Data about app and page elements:
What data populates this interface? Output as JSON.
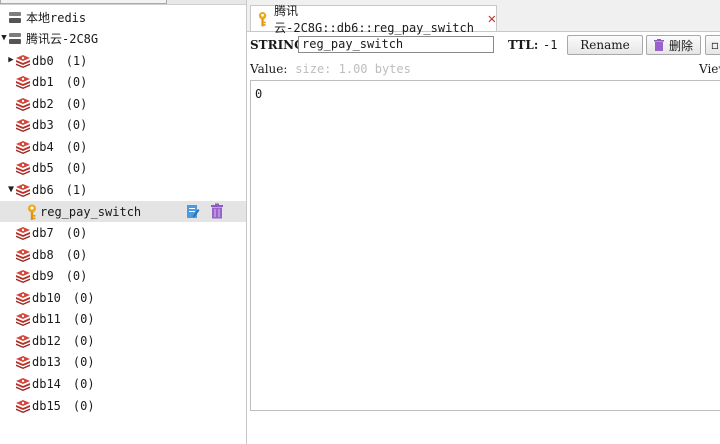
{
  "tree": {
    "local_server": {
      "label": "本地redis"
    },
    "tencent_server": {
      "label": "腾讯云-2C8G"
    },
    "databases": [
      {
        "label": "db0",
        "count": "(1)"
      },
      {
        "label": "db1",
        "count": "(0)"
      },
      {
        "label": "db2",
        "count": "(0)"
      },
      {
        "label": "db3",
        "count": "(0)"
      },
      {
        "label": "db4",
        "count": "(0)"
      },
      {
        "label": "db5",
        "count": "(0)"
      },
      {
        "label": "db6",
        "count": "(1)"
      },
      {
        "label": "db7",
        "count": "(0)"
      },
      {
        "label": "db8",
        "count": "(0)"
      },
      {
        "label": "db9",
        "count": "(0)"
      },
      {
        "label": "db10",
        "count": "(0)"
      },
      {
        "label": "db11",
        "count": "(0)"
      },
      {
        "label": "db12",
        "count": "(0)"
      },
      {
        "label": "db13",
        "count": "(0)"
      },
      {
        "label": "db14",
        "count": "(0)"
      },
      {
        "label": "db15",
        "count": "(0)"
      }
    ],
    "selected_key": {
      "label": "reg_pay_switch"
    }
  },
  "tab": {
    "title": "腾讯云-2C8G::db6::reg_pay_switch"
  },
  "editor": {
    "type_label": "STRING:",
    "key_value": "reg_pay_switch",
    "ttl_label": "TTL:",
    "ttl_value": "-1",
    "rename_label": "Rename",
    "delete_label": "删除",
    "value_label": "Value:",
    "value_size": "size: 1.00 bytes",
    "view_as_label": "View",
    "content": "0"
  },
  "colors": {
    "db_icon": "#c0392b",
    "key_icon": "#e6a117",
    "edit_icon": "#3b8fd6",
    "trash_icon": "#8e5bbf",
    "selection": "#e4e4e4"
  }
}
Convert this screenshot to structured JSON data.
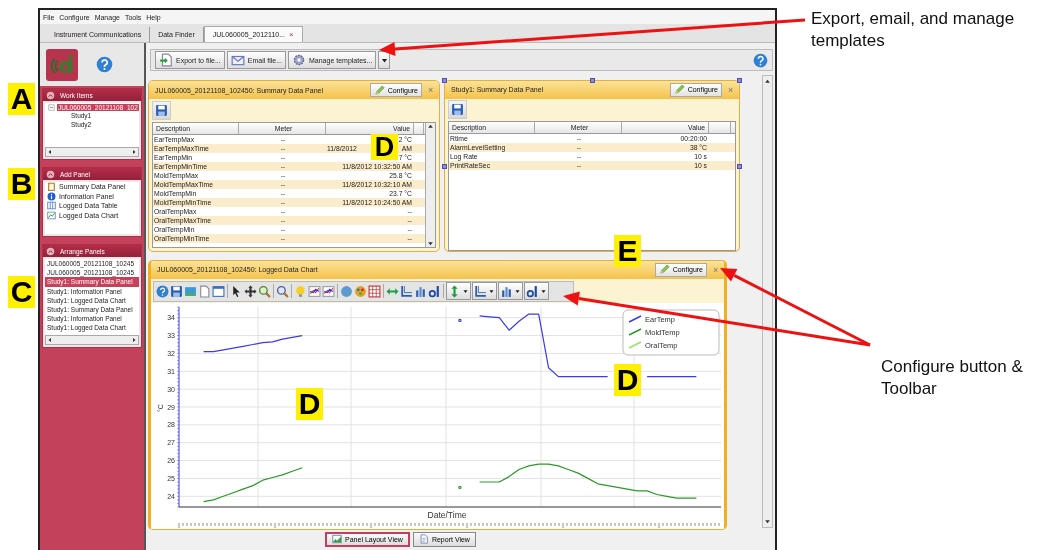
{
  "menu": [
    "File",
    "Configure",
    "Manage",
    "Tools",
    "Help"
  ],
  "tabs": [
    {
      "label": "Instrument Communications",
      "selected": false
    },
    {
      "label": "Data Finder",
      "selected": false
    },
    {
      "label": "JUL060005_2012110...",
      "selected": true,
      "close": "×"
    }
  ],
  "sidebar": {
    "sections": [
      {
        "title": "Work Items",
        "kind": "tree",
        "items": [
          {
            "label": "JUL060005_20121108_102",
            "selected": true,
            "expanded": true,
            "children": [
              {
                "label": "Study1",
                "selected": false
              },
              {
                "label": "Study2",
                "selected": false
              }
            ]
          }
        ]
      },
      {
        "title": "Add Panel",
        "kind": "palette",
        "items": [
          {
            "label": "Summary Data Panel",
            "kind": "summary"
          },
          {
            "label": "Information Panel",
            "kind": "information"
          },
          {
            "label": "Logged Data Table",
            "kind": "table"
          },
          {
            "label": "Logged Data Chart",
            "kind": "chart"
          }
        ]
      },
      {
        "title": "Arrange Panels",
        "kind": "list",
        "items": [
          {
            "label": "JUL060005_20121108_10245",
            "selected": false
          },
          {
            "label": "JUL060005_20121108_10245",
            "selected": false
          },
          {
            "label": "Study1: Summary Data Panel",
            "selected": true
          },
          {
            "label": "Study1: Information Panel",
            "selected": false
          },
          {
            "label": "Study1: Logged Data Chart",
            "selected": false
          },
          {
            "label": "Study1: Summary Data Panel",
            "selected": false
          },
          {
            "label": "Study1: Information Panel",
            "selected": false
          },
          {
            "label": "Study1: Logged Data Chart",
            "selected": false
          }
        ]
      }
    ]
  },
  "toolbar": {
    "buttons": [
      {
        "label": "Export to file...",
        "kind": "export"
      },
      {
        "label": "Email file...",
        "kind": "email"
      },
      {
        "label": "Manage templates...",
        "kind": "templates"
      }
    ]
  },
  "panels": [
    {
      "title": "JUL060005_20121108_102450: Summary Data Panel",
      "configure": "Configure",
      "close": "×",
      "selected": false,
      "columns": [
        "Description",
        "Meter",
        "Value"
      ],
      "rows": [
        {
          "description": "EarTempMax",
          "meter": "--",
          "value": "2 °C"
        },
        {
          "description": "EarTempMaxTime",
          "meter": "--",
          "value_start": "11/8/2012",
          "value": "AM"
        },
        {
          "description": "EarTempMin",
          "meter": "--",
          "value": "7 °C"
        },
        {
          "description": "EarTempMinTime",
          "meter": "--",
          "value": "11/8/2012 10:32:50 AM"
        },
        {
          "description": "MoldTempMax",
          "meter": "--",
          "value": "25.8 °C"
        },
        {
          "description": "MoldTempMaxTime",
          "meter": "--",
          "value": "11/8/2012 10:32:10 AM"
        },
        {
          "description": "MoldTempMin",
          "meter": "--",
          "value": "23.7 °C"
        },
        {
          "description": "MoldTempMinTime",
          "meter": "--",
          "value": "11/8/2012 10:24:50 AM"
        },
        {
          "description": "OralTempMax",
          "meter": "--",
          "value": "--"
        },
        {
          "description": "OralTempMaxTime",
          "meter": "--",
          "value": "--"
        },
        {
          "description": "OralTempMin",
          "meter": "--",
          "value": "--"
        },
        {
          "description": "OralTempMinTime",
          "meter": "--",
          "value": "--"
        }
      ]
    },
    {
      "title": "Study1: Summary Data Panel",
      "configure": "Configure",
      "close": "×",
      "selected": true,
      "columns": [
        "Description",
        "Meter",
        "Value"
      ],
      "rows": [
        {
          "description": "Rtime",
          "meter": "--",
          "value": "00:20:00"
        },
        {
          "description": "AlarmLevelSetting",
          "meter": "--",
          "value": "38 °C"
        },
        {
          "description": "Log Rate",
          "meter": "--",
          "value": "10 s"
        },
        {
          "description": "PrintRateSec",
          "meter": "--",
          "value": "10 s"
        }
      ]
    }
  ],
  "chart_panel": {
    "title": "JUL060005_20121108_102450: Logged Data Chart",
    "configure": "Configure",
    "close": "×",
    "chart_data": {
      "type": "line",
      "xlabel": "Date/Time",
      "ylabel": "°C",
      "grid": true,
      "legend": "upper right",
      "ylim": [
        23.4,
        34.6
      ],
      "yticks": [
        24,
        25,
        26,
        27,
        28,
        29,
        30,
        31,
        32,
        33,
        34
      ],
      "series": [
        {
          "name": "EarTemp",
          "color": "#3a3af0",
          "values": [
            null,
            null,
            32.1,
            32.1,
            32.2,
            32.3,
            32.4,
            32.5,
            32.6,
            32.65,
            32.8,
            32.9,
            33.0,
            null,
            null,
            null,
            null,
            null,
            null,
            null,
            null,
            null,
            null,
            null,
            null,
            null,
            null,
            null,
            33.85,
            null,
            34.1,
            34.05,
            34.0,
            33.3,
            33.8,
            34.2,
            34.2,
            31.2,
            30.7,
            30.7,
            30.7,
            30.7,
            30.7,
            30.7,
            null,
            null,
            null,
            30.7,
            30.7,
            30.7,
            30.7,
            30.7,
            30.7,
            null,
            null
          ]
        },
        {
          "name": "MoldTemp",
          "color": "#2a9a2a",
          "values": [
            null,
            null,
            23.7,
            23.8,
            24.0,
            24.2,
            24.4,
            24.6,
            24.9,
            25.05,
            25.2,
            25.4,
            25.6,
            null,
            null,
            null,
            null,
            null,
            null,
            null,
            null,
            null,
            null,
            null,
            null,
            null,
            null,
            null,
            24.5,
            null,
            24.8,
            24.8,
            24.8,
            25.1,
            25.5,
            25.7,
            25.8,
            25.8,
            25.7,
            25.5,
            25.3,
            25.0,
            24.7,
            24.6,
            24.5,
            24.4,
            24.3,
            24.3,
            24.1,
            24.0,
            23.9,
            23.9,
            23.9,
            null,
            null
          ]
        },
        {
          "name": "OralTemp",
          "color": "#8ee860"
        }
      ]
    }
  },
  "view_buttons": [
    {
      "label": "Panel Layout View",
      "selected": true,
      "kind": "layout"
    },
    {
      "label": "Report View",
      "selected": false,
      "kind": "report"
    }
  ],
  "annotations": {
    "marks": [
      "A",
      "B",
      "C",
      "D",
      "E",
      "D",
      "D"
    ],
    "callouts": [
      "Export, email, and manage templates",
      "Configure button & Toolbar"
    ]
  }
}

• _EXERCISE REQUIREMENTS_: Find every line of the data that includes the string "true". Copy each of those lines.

• _EXERCISE ANSWER_:
      "selected": true,
            "selected": true,
            "expanded": true,
            "selected": true
      "selected": true,
      "grid": true,
      "selected": true,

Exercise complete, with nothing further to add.